The Best American Short Stories 2001 share button
Barbara Kingsolver
Format Paperback
Dimensions 5.50 (w) x 8.50 (h) x 0.89 (d)
Pages 402
Publisher Houghton Mifflin Harcourt
Publication Date October 2001
ISBN 9780395926888
Book ISBN 10 0395926882
About Book

This year’s Best American Short Stories is edited by the critically acclaimed and best-selling author Barbara Kingsolver, whose latest book is Prodigal Summer. Kingsolver’s selections for The Best American Short Stories 2001 showcase a wide variety of new voices and masters, such as Alice Munro, Rick Moody, Dorothy West, and John Updike. “Reading these stories was both a distraction from and an anchor to the complexities of my life—my pleasure, my companionship, my salvation. I hope they will be yours.”—Barbara Kingsolver


Publishers Weekly

If the 20 stories in this year's collection have any one thing in common, it is their substance and seriousness of purpose. This is mostly a good thing entries by veteran writers like Alice Munro, John Updike and Annette Sanford, and by relative newcomers like Andrea Barrett, Barbara Klein Moss and Peter Orner are intellectually stimulating and satisfying but the inclusion of a few lighter selections might have leavened the mix. Munro is her usual magical self in "Post and Beam," in which a young Vancouver wife comes to terms with the immutability of married life. Ha Jin, in "After Cowboy Chicken Came to Town," tells of the impact an American fast food franchise in China has on both employees and customers, imparting a number of reasons why East and West will never see eye to eye. "Servants of the Map," the extraordinary novella- length story by Barrett, tells the tale of an English mapmaker in 1860s India struggling with his demanding job, loneliness and, most of all, his unquenchable desire to be a botanist. In Orner's brief tale, "The Raft," a grandfather ushers his grandson into a closet to tell him an old WWII story in a new way. Sanford's contribution short, too tells how a 16-year-old girl seemingly doing nothing for the summer is preparing for adult life. The careful character development, subtle drama and pristine prose of these selections should once again thoroughly satisfy fans of quality short fiction. $200,000 marketing campaign; sweepstakes promotion. (Oct.) Copyright 2001 Cahners Business Information.

Library Journal

In his introduction to Prize Stories 2001, editor Dark notes an increase in the number of longer stories, or novellas, being published in literary journals.
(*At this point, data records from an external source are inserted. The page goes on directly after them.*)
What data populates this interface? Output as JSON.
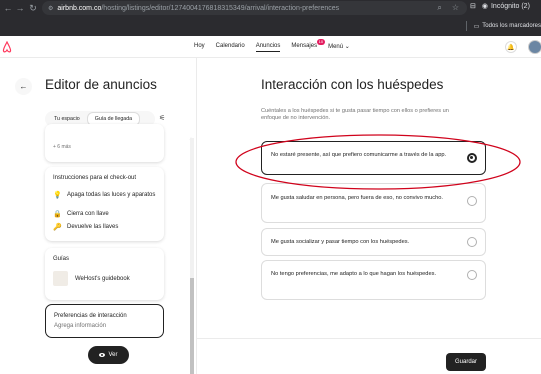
{
  "browser": {
    "url_host": "airbnb.com.co",
    "url_path": "/hosting/listings/editor/1274004176818315349/arrival/interaction-preferences",
    "incognito_label": "Incógnito (2)",
    "bookmarks_label": "Todos los marcadores"
  },
  "header": {
    "nav": [
      "Hoy",
      "Calendario",
      "Anuncios",
      "Mensajes",
      "Menú"
    ],
    "active_index": 2,
    "messages_badge": "10",
    "brand_color": "#ff385c"
  },
  "editor": {
    "title": "Editor de anuncios",
    "tabs": [
      "Tu espacio",
      "Guía de llegada"
    ],
    "active_tab": 1,
    "more_label": "+ 6 más",
    "checkout": {
      "title": "Instrucciones para el check-out",
      "items": [
        {
          "icon": "lightbulb-icon",
          "label": "Apaga todas las luces y aparatos"
        },
        {
          "icon": "lock-icon",
          "label": "Cierra con llave"
        },
        {
          "icon": "key-icon",
          "label": "Devuelve las llaves"
        }
      ]
    },
    "guides": {
      "title": "Guías",
      "guide_name": "WeHost's guidebook"
    },
    "interaction": {
      "title": "Preferencias de interacción",
      "subtitle": "Agrega información"
    },
    "view_button": "Ver"
  },
  "main": {
    "title": "Interacción con los huéspedes",
    "description": "Cuéntales a los huéspedes si te gusta pasar tiempo con ellos o prefieres un enfoque de no intervención.",
    "options": [
      {
        "label": "No estaré presente, así que prefiero comunicarme a través de la app.",
        "selected": true
      },
      {
        "label": "Me gusta saludar en persona, pero fuera de eso, no convivo mucho.",
        "selected": false
      },
      {
        "label": "Me gusta socializar y pasar tiempo con los huéspedes.",
        "selected": false
      },
      {
        "label": "No tengo preferencias, me adapto a lo que hagan los huéspedes.",
        "selected": false
      }
    ],
    "annotation_color": "#d0021b",
    "save_button": "Guardar"
  }
}
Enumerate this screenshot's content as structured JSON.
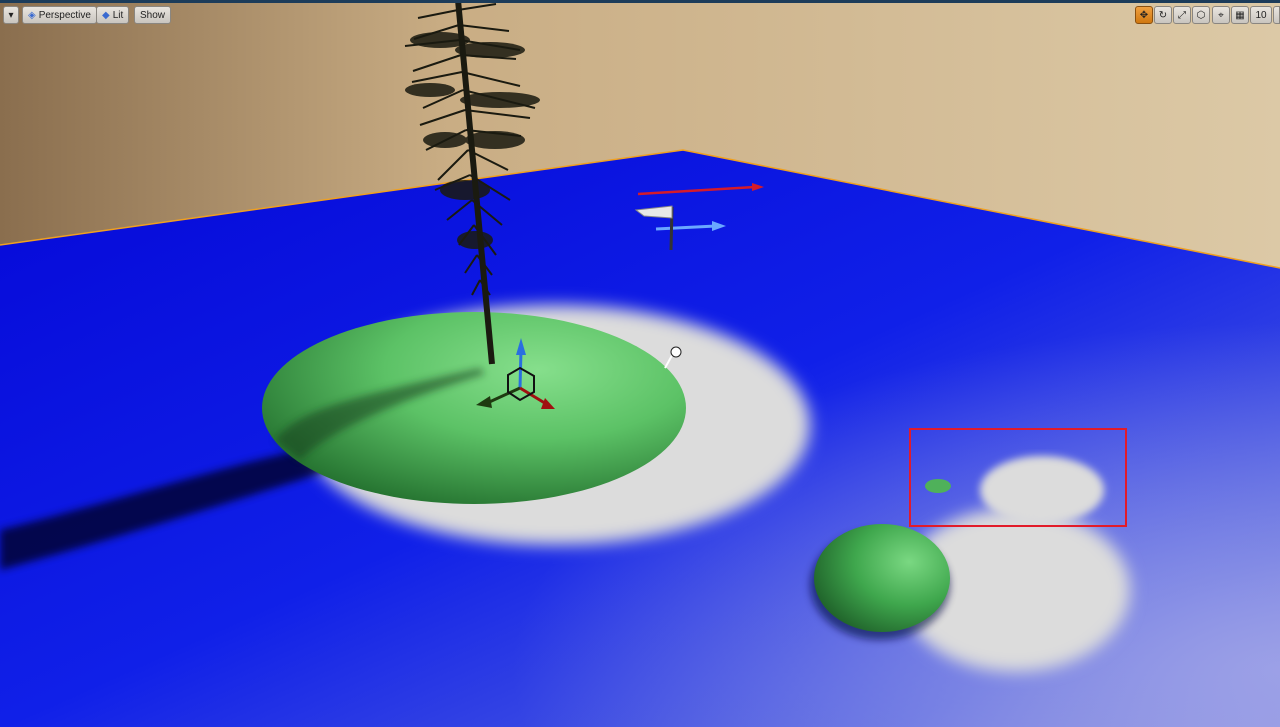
{
  "toolbar": {
    "menu_icon": "chevron-down-icon",
    "perspective_label": "Perspective",
    "lit_label": "Lit",
    "show_label": "Show",
    "right_buttons": [
      "translate-icon",
      "rotate-icon",
      "scale-icon",
      "world-local-icon",
      "surface-snap-icon",
      "grid-snap-icon"
    ],
    "grid_size": "10"
  },
  "colors": {
    "floor": "#0a12e8",
    "wall": "#d9c29a",
    "terrain": "#5ec46a",
    "selection": "#e21b2a"
  }
}
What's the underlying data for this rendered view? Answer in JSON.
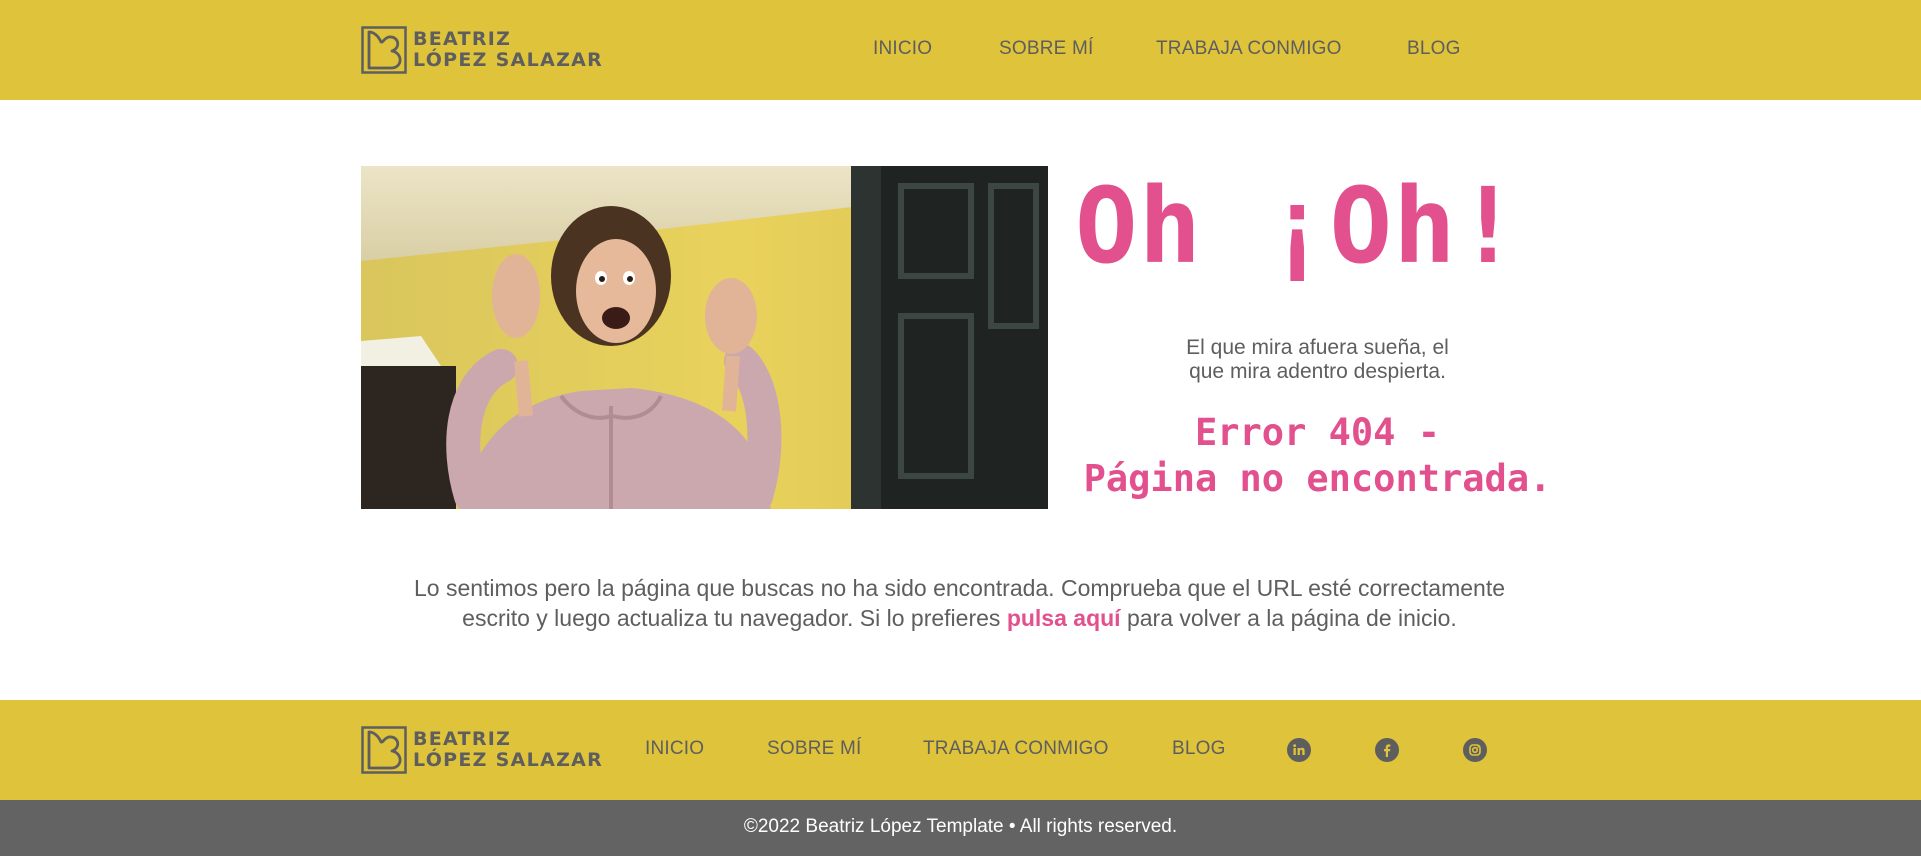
{
  "colors": {
    "brand_yellow": "#dfc33b",
    "accent_pink": "#e2508e",
    "text_gray": "#5e5e5e",
    "copyright_bar": "#636363"
  },
  "brand": {
    "line1": "BEATRIZ",
    "line2": "LÓPEZ SALAZAR"
  },
  "header_nav": [
    "INICIO",
    "SOBRE MÍ",
    "TRABAJA CONMIGO",
    "BLOG"
  ],
  "main": {
    "headline": "Oh ¡Oh!",
    "quote_line1": "El que mira afuera sueña, el",
    "quote_line2": "que mira adentro despierta.",
    "error_line1": "Error 404 -",
    "error_line2": "Página no encontrada.",
    "message_line1": "Lo sentimos pero la página que buscas no ha sido encontrada. Comprueba que el URL esté correctamente",
    "message_line2_before": "escrito y luego actualiza tu navegador. Si lo prefieres ",
    "message_link": "pulsa aquí",
    "message_line2_after": " para volver a la página de inicio."
  },
  "footer_nav": [
    "INICIO",
    "SOBRE MÍ",
    "TRABAJA CONMIGO",
    "BLOG"
  ],
  "social_icons": [
    "linkedin-icon",
    "facebook-icon",
    "instagram-icon"
  ],
  "copyright": "©2022 Beatriz López Template • All rights reserved."
}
To reflect this trend, Dark chose to publish three longer pieces, bringing the total number of stories in this year's volume to 17 rather than the usual 20. One of these, Mary Swan's "The Deep," an absorbing account of twin sisters in the World War I era, was chosen as the best story of the year. Runners up were Dan Chaon's "Big Me" and Alice Munro's "Floating Bridge." Munro also receives a special citation for her continued notable work in the short story form. Dark writes that he was torn between Munro's above-mentioned story and her equally fine "Post and Beam;" happily, the latter appears in Best American Short Stories 2001. Kingsolver narrowed her selections by opting for only those that "tell me something I don't already know." So we get funny and intriguing views of other cultures, such as Ha Jin's "After Cowboy Chicken Came to Town," which is about the workers in an American fast-food restaurant in China; Katherine Shonk's "My Mother's Garden," set near post-disaster Chernobyl; and Trevanian's sly Basque fable, "The Apple Tree." Two well-deserving stories, Elizabeth Graver's "The Mourning Door" and Andrea Barrett's "Servants of the Map," appear in both volumes. Both volumes are valuable additions to academic and larger public libraries. Christine DeZelar-Tiedman, Univ. of Minnesota Libs., Minneapolis Copyright 2001 Cahners Business Information.
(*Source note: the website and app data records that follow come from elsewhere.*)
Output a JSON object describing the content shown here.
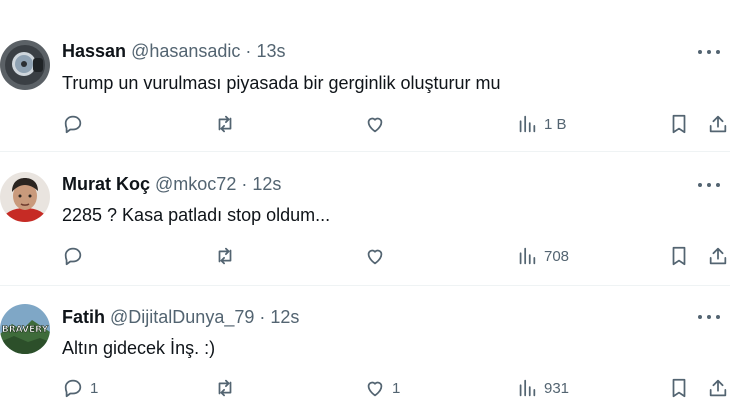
{
  "tweets": [
    {
      "name": "Hassan",
      "handle": "@hasansadic",
      "separator": "·",
      "time": "13s",
      "text": "Trump un vurulması piyasada bir gerginlik oluşturur mu",
      "reply_count": "",
      "retweet_count": "",
      "like_count": "",
      "views": "1 B"
    },
    {
      "name": "Murat Koç",
      "handle": "@mkoc72",
      "separator": "·",
      "time": "12s",
      "text": "2285 ? Kasa patladı stop oldum...",
      "reply_count": "",
      "retweet_count": "",
      "like_count": "",
      "views": "708"
    },
    {
      "name": "Fatih",
      "handle": "@DijitalDunya_79",
      "separator": "·",
      "time": "12s",
      "text": "Altın gidecek İnş. :)",
      "avatar_text": "BRAVERY",
      "reply_count": "1",
      "retweet_count": "",
      "like_count": "1",
      "views": "931"
    }
  ],
  "colors": {
    "text_primary": "#0f1419",
    "text_secondary": "#536471",
    "divider": "#eff3f4"
  },
  "icons": [
    "reply-icon",
    "retweet-icon",
    "like-icon",
    "views-icon",
    "bookmark-icon",
    "share-icon",
    "more-icon"
  ]
}
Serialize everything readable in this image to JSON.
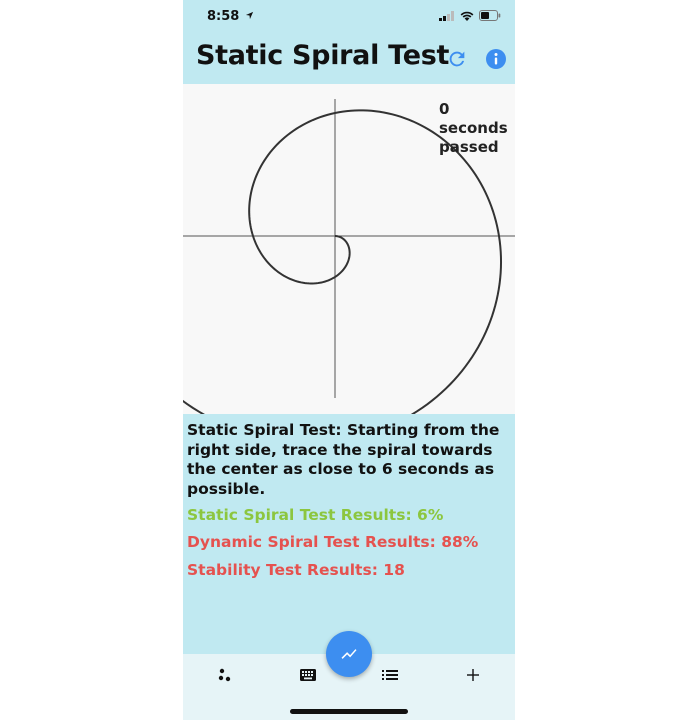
{
  "status_bar": {
    "time": "8:58"
  },
  "app_bar": {
    "title": "Static Spiral Test",
    "refresh_icon": "refresh-icon",
    "info_icon": "info-icon"
  },
  "canvas": {
    "timer_value": "0",
    "timer_unit": "seconds",
    "timer_suffix": "passed"
  },
  "instructions": "Static Spiral Test: Starting from the right side, trace the spiral towards the center as close to 6 seconds as possible.",
  "results": {
    "static": "Static Spiral Test Results: 6%",
    "dynamic": "Dynamic Spiral Test Results: 88%",
    "stability": "Stability Test Results: 18"
  },
  "colors": {
    "background": "#c0e9f1",
    "static_result": "#8cc63f",
    "other_results": "#e5524f",
    "accent": "#3d8ef0"
  },
  "bottom_nav": {
    "items": [
      "dots-icon",
      "keyboard-icon",
      "list-icon",
      "plus-icon"
    ],
    "fab_icon": "trend-chart-icon"
  }
}
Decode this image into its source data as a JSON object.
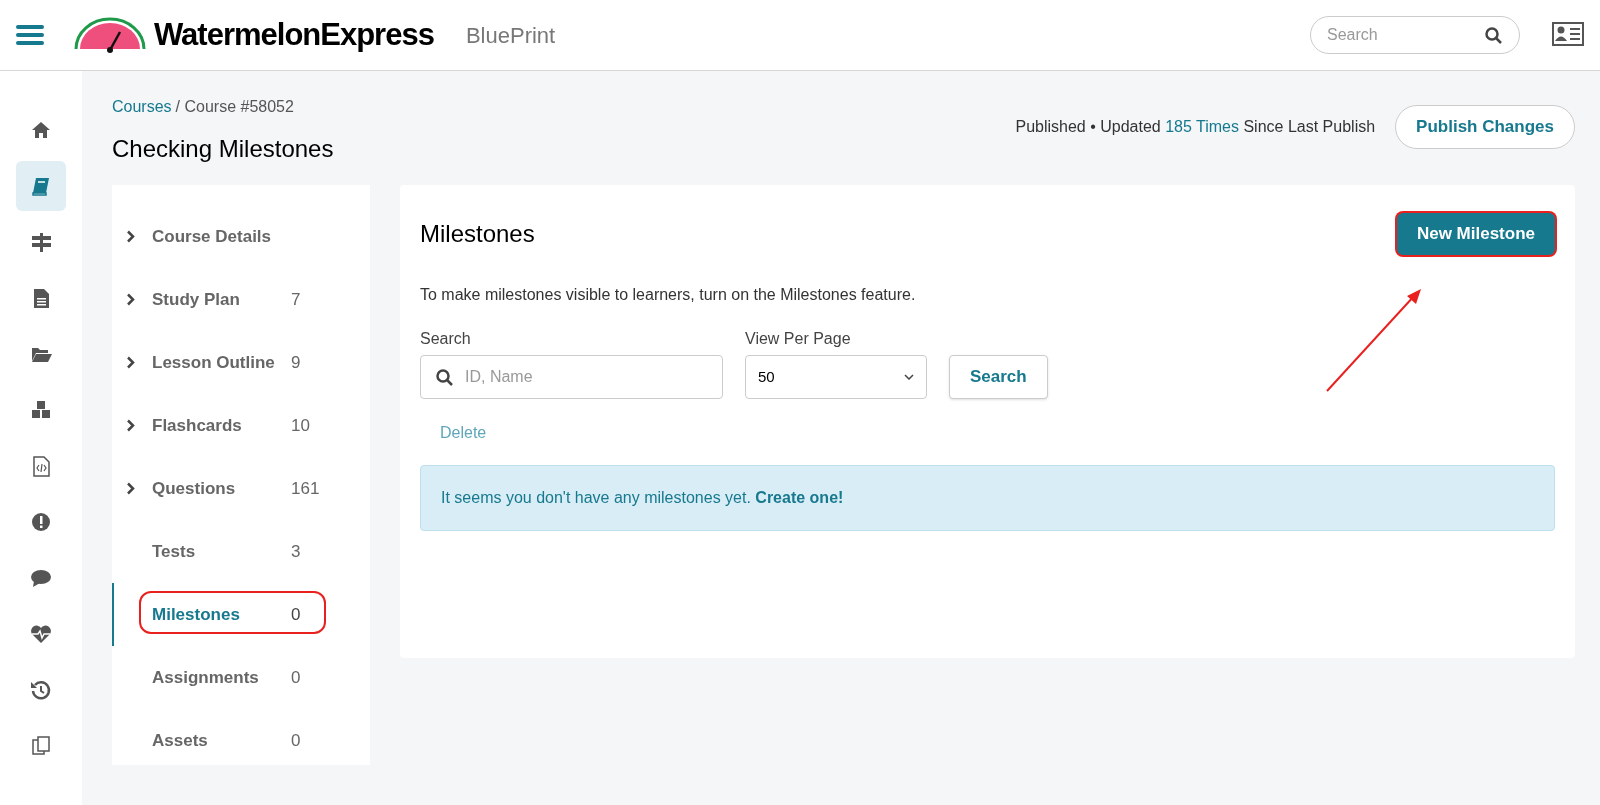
{
  "header": {
    "brand": "WatermelonExpress",
    "product": "BluePrint",
    "search": {
      "placeholder": "Search"
    }
  },
  "rail": [
    {
      "selected": false
    },
    {
      "selected": true
    },
    {
      "selected": false
    },
    {
      "selected": false
    },
    {
      "selected": false
    },
    {
      "selected": false
    },
    {
      "selected": false
    },
    {
      "selected": false
    },
    {
      "selected": false
    },
    {
      "selected": false
    },
    {
      "selected": false
    },
    {
      "selected": false
    }
  ],
  "breadcrumb": {
    "link": "Courses",
    "current": "/ Course #58052"
  },
  "page_title": "Checking Milestones",
  "publish": {
    "status_before": "Published • Updated ",
    "count_link": "185 Times",
    "status_after": " Since Last Publish",
    "button": "Publish Changes"
  },
  "nav": [
    {
      "label": "Course Details",
      "expandable": true,
      "selected": false,
      "highlighted": false
    },
    {
      "label": "Study Plan",
      "count": "7",
      "expandable": true,
      "selected": false,
      "highlighted": false
    },
    {
      "label": "Lesson Outline",
      "count": "9",
      "expandable": true,
      "selected": false,
      "highlighted": false
    },
    {
      "label": "Flashcards",
      "count": "10",
      "expandable": true,
      "selected": false,
      "highlighted": false
    },
    {
      "label": "Questions",
      "count": "161",
      "expandable": true,
      "selected": false,
      "highlighted": false
    },
    {
      "label": "Tests",
      "count": "3",
      "expandable": false,
      "selected": false,
      "highlighted": false
    },
    {
      "label": "Milestones",
      "count": "0",
      "expandable": false,
      "selected": true,
      "highlighted": true
    },
    {
      "label": "Assignments",
      "count": "0",
      "expandable": false,
      "selected": false,
      "highlighted": false
    },
    {
      "label": "Assets",
      "count": "0",
      "expandable": false,
      "selected": false,
      "highlighted": false
    }
  ],
  "main": {
    "title": "Milestones",
    "new_button": {
      "label": "New Milestone",
      "highlighted": true,
      "pointer_arrow": true
    },
    "hint": "To make milestones visible to learners, turn on the Milestones feature.",
    "search_label": "Search",
    "search_placeholder": "ID, Name",
    "per_page_label": "View Per Page",
    "per_page_value": "50",
    "search_button": "Search",
    "delete_button": "Delete",
    "empty_notice": "It seems you don't have any milestones yet. ",
    "empty_link": "Create one!"
  }
}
Kirkus Reviews

An excellent new edition of this popular anthology. As might be expected from the author of several carefully researched novels (Prodigal Summer, 2000, etc.), guest editor Kingsolver suggests a predilection for stories with extraordinary content. In a lively introduction, she lays out three criteria for her selections: "They've told me something remarkable, they are beautifully executed, and they are nested in truth." And most of the stories here do have "something remarkable" to tell. Rather than depicting the subtleties of "everyday American life," these tales usually opt for more exotic subjects. Ha Jin's "After Cowboy Chicken Came to Town" depicts what it's like to work at an American fast food restaurant in China, while Peter Ho Davies's "Think of England" takes place in and around a Welsh countryside pub on the night after the D-day landing. Katherine Shonk's "My Mother's Garden" presents life near Chernobyl's contaminated zone, while Andrea Barrett's "Servants of the Map" centers on a British surveyor in the Himalayas during the 1860s. The stories not set in far-flung locations are often about unusual perspectives, like that of the morbidly obese man in Claire Davis's "Labors of the Heart" or of the character in Rick Bass's ultra-factual "The Fireman." Such tales can leave one with the feeling of having read nonfiction as much as fiction. Kingsolver allows quotidian subject matter only if it's in the hands of an Alice Munro ("Post and Beam") or a John Updike ("Personal Archeology"). Younger writers-a generous number are here-have to earn their way by writing about Hong Kong, Madagascar, or Buffalo in the1930s. Also of interest is a posthumously published story by the HarlemRenaissance writer Dorothy West (1907-98). A vibrant, diverse collection.